On the map below, note Mt. Si's location relative to Bellevue and Seattle to the west. You'll understand why a little later.
I hit the trailhead at 7:08 AM. There were only about 10 cars in the parking lot which made me pretty happy. I was hoping to have the trail mostly to myself for two reasons. The first is that I just like hiking alone. The second is that I'll admit to being embarrassed when people see me stop for breaks and I knew my legs were already a little shaky. If the weather was going to be good all weekend I would have waited until Saturday. However, I knew it would rain on Saturday so Friday had to be the day. I had been up Si multiple times in the past and it had always been cloudy. I wanted the views this time.
The main thing to remember about Mt Si is that while its not the steepest climb around, it sometimes seems like the most unrelenting climb around. There are very few plateaus on the trail and those precious few are very short. It's up and up and up and up and up... A lot of people training to climb Mt. Rainier actually strap on huge heavy bags and train on Mt. Si. There were once markers at every half mile but some of those have gone missing over the years. Yesterday it took me 29 minutes to complete the first mile and it took me an average of 36 minutes each to complete miles 2 and 3.
Unfortunately the 3 mile marker is where I started to bonk. My legs were exhausted and I took quite a few breaks. I found a little gap in the trees, a little tease of the view I'd see from the top, at the 3.5 mile marker. Beyond that point I encountered some snow and was very glad to have my poles. I was simply spent, longing for the food in my pack, and desperate to get to the top and see Mt. Rainier. It ended up taking me 47 minutes to complete that last mile and I was beat.

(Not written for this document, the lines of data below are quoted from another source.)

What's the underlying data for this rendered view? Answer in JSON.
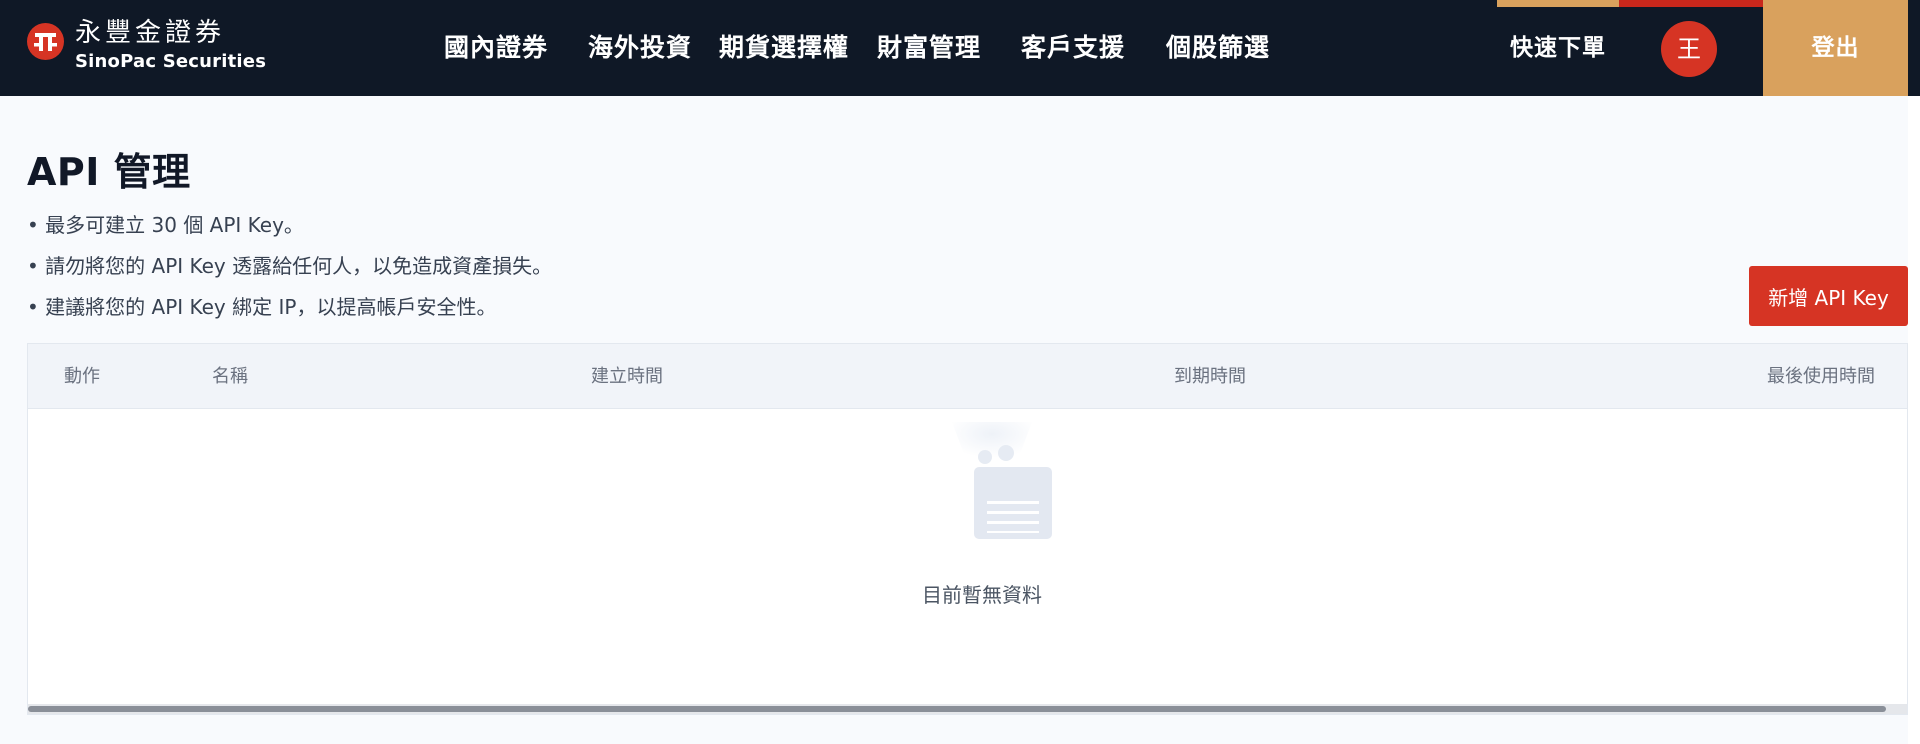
{
  "header": {
    "brand_cn": "永豐金證券",
    "brand_en": "SinoPac Securities",
    "nav": [
      {
        "label": "國內證券"
      },
      {
        "label": "海外投資"
      },
      {
        "label": "期貨選擇權"
      },
      {
        "label": "財富管理"
      },
      {
        "label": "客戶支援"
      },
      {
        "label": "個股篩選"
      }
    ],
    "quick_order": "快速下單",
    "avatar_initial": "王",
    "logout": "登出"
  },
  "page": {
    "title": "API 管理",
    "notes": [
      "• 最多可建立 30 個 API Key。",
      "• 請勿將您的 API Key 透露給任何人，以免造成資產損失。",
      "• 建議將您的 API Key 綁定 IP，以提高帳戶安全性。"
    ],
    "new_key_button": "新增 API Key"
  },
  "table": {
    "columns": [
      "動作",
      "名稱",
      "建立時間",
      "到期時間",
      "最後使用時間"
    ],
    "rows": [],
    "empty_text": "目前暫無資料"
  },
  "colors": {
    "header_bg": "#0f1826",
    "accent_red": "#d63424",
    "accent_gold": "#d9a15d",
    "page_bg": "#f8fafd"
  }
}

Just before 9:30 I emerged from the trees onto the glorious bare rock at Haystack Basin and scrambled up to the base of the Haystack. The Haystack is the true peak of Mt Si, but it's another 500 feet of bare/exposed rock from the end of the trail at the Basin. Almost everyone stops short of climbing the Haystack as it is very hazardous and several people over the years have fallen to their deaths trying to climb it. I actually do want to attempt it someday when I've had more training but I knew yesterday my legs were way too spent to attempt it. There are lots of different places on the rock at the Basin to find some privacy and to see great views. Mt. Rainier was out in all of it's glory and it was absolutely gorgeous. It really invigorated me to be able to see it so clearly. Also, looking to the west I could see the skyscrapers of both downtown Bellevue and Seattle against the backdrop of the Olympic Mountains across the sound. I found a private rock to eat my lunch and bask in the warm sun but unfortunately it wasn't as private as I would have liked. There was a bird that was hellbent on eating part of my ham and pepperjack sandwich. I got a picture of him giving me the evil-eye. He actually swept down on me trying to get the sandwich a couple of times before I tossed a chunk of ham over the cliff and he disappeared after it.
I tried to take a set of pictures showing the entire panorama of what I was seeing with my eyes. I was actually able to stitch them together on my PC to create one huge photo but I apparently can't figure out how to display it on the web. The set of pictures below will have to suffice. The first photo on the left is looking east towards Snoqualmie Pass and then the photos pan to the south towards Mt. Rainier before swinging west towards the Olympics.
I ended up staying on top for about 80 minutes relaxing, eating lunch, resting my legs, and laying in the sun before the reality of the climb down. I grabbed one photo of myself to prove I'd been there and headed down. I saw no less than a bazillion people headed up as I was headed down so as always I was glad I'd gone early. It ended up taking me just an hour and 43 minutes to climb back down and I was glad to be done. At my car I consumed the last of my water. I had drank 2 full liters. All in all it was a fantastic morning. Great weather, great views, victory over that pesky bird, and the best ham sandwich and banana of my life.